"…a balancing of the treaty rights of Native peoples with the rights of the public generally, including the development of resources for the benefit of the community as a whole, is not achieved if caribou herds in the affected territories are extirpated".6
The Crown decision makers stated that it was beyond the scope of their authority to assess the overall potential effects of "taking up" lands subject to Treaty 8.7 There was also a suggestion that because the Burnt Pine herd was only a "minor part" of the hunting potential of the West Moberly, and therefore, they could hunt caribou elsewhere. Williamson J. noted that the Supreme Court of Canada has already held in Mikisew Cree First Nation v. Canada8 that the meaningful right to hunt under Treaty 8 means a right to hunt within the particular First Nation’s traditional territories.9 Williamson J. stated:
"The area impacted by the First Coal project includes a portion of West Moberly’s traditional seasonal ground of hunting caribou, and impacts not only hunting for food, but upon the use of caribou for other cultural and practical reasons. It is not accommodation to say "hunt elsewhere"".10
Williamson J. concluded that quashing the Decisions would not be a "proper balancing of the rights of the petitioners [West Moberly] with other First Nations and the public, including First Coal".11 The appropriate remedy would be to stay the effect of the amendment to the advanced exploration program and to suspend the effect of the licence to cut for 90 days to allow the parties to put into place a "reasonable, active plan for the protection and augmentation of the Burnt Pine herd".12

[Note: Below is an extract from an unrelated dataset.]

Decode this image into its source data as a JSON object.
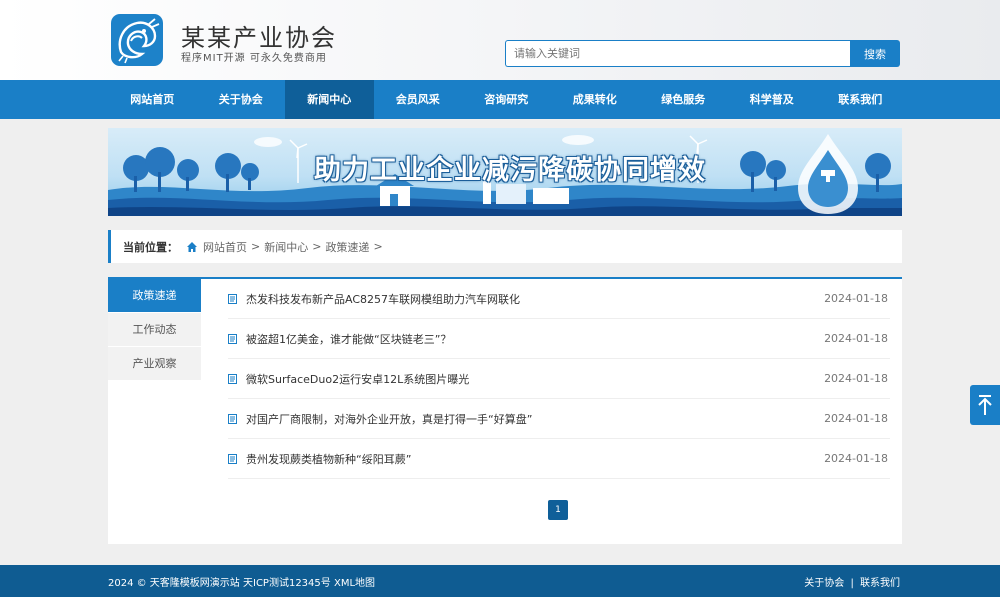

This decision provides a rare example of a court reviewing whether the accommodation flowing from a consultation process was adequate for the purposes of meeting the "honour of the Crown". Generally speaking, courts have been more focused on the process of consultation (in keeping with McLachlin C.J.’s comments in the Supreme Court of Canada’s decision in Haida v. B.C.), rather than making determinations regarding the actual adequacy of the accommodation offered.
It is noteworthy that the Court assessed the adequacy of the consultation process itself with reference to the adequacy of the accommodation offered. Although the Court provided some additional reasoning for its conclusion that consultation was not "meaningful", it appears the primary reason for such conclusion was because the accommodation offered did not include an active plan for the protection and rehabilitation of the Burnt Pine herd, the consultation could not have been meaningful. Indeed, the Court specifically prescribed what accommodation would be appropriate in these circumstances, stating that "[t]his accommodation should be the expeditious implementation of a reasonable, active, program for the protection and augmentation of the Burnt Pine herd."13 Such direction appears somewhat incongruous with the decision by the Court not to quash the Decisions, but rather leave it to the parties to work out more suitable accommodation.
The link between the adequacy of the consultation process and the accommodation offered has manifested itself in a number of recent decisions, raising the question of whether courts are considering the accommodation offered as evidence to assess the overall reasonableness of the consultation and accommodation process, or if courts are substituting their own judgement on what the outcome of the consultation and accommodation process ought to have been. It is clear, however, that courts are willing to assess the accommodation measures which are offered as part of the consultation and accommodation process and that such accommodation measures must be rationally connected to, and reasonably attempt to address, the concerns raised by an aboriginal group.